PROBLEM REQUIREMENTS — Each line of the material holding the word "hint" must be identified and copied.

─── EXTRACTED INFORMATION

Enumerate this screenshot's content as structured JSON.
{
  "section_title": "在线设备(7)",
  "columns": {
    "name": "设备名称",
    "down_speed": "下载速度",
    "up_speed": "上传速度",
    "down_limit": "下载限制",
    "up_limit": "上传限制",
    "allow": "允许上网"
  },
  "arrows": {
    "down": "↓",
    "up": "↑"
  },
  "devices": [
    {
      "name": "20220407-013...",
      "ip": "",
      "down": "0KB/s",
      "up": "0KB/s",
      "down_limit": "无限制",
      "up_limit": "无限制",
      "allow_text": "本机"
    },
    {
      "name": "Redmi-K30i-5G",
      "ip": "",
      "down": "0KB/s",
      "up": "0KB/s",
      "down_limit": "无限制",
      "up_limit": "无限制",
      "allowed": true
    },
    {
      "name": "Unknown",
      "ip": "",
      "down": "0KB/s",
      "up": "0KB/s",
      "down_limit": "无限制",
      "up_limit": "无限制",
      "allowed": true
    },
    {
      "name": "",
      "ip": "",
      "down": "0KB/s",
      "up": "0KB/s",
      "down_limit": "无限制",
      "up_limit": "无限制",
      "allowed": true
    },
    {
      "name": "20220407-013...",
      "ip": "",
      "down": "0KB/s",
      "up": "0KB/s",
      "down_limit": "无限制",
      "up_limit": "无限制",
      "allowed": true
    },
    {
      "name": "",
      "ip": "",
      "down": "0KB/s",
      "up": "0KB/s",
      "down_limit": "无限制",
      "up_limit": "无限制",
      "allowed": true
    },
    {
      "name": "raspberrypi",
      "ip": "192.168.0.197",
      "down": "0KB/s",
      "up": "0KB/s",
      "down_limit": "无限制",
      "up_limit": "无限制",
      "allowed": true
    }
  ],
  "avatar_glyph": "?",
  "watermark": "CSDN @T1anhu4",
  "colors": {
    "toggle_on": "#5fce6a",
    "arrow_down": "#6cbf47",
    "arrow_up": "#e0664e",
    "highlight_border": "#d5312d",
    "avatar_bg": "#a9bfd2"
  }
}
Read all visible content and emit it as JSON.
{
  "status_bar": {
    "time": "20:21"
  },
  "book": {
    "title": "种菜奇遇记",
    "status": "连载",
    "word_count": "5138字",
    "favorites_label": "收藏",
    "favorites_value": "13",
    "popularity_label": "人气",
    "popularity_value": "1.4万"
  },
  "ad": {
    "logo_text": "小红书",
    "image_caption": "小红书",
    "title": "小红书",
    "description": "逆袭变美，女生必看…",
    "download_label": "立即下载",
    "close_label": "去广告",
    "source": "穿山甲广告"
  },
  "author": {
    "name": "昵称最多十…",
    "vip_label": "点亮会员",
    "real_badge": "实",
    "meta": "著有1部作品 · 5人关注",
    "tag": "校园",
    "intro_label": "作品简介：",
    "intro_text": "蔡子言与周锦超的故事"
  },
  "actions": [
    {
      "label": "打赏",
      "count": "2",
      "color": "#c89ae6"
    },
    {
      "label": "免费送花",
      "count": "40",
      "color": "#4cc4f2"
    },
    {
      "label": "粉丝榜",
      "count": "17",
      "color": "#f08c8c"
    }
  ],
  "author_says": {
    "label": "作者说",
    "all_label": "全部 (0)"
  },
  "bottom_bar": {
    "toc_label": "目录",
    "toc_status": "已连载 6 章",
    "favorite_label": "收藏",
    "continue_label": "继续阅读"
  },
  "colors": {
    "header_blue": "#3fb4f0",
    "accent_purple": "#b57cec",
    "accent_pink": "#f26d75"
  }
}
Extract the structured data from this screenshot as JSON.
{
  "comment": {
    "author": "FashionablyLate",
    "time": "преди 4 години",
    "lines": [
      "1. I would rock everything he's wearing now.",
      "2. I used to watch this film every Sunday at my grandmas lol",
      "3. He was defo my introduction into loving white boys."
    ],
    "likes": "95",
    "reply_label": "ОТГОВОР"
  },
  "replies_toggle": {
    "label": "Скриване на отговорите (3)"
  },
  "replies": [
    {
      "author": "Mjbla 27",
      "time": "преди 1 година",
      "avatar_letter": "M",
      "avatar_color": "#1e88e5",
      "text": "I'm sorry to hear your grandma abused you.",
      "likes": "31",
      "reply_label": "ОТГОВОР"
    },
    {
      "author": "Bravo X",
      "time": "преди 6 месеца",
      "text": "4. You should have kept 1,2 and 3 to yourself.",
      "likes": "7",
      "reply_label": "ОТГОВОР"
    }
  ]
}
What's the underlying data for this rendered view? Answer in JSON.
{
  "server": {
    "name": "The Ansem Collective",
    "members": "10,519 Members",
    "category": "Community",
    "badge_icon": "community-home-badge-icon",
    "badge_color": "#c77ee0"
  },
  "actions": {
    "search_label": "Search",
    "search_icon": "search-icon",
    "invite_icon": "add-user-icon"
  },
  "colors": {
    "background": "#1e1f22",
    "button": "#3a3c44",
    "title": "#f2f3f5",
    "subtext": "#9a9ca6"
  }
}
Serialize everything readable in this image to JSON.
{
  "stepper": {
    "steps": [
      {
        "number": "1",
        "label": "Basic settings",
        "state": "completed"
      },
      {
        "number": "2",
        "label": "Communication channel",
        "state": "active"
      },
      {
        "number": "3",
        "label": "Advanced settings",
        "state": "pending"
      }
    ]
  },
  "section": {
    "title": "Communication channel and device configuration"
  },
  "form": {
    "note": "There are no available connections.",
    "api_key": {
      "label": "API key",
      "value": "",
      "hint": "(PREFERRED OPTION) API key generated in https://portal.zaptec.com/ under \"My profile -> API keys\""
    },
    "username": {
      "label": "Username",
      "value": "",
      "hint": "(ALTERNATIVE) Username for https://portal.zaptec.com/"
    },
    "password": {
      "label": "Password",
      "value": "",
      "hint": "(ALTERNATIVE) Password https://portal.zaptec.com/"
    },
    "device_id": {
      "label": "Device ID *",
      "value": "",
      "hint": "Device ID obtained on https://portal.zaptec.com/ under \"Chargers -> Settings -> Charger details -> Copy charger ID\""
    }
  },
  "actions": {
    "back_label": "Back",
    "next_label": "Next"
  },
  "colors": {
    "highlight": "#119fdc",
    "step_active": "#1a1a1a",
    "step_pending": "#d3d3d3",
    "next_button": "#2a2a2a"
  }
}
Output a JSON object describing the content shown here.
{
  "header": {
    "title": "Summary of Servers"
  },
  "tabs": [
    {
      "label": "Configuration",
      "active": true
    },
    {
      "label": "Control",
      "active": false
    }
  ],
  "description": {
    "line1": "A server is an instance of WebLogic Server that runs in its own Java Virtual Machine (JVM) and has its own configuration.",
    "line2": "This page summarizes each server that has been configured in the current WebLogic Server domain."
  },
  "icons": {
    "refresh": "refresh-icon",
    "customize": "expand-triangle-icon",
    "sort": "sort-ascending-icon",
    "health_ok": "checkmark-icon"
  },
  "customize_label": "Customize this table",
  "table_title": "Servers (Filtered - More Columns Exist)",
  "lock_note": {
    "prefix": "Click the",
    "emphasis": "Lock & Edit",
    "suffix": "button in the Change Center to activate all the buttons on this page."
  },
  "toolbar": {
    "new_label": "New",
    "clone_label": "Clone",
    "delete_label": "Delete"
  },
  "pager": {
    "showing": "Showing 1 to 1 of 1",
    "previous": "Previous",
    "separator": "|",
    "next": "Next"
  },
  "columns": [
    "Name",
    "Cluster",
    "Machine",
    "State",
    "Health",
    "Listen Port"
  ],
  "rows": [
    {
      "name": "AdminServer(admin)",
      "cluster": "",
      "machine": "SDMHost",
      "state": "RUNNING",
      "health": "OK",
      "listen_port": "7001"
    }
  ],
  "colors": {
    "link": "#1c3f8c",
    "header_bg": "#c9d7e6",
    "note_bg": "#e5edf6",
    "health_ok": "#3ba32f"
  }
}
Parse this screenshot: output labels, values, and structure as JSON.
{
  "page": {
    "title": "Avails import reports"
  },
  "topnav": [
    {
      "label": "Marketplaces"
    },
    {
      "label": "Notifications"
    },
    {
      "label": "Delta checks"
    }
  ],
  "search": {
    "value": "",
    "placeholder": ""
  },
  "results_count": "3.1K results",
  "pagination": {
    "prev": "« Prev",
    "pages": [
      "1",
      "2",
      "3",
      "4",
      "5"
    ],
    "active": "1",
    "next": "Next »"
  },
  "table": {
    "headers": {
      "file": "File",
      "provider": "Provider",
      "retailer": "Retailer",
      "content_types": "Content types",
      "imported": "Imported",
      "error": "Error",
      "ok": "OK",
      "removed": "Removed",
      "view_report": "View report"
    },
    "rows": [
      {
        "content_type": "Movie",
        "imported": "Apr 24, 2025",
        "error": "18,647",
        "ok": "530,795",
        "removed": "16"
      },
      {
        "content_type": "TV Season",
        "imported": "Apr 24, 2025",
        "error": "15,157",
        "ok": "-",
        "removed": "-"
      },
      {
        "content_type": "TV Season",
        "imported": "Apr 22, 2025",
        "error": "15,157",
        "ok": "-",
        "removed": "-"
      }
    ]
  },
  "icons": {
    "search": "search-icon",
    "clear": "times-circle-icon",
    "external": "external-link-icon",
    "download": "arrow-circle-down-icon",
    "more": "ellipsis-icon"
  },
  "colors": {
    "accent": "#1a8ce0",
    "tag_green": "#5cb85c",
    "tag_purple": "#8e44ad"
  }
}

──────

EXPECTED ANSWER —
      "hint": "(PREFERRED OPTION) API key generated in https://portal.zaptec.com/ under \"My profile -> API keys\""
      "hint": "(ALTERNATIVE) Username for https://portal.zaptec.com/"
      "hint": "(ALTERNATIVE) Password https://portal.zaptec.com/"
      "hint": "Device ID obtained on https://portal.zaptec.com/ under \"Chargers -> Settings -> Charger details -> Copy charger ID\""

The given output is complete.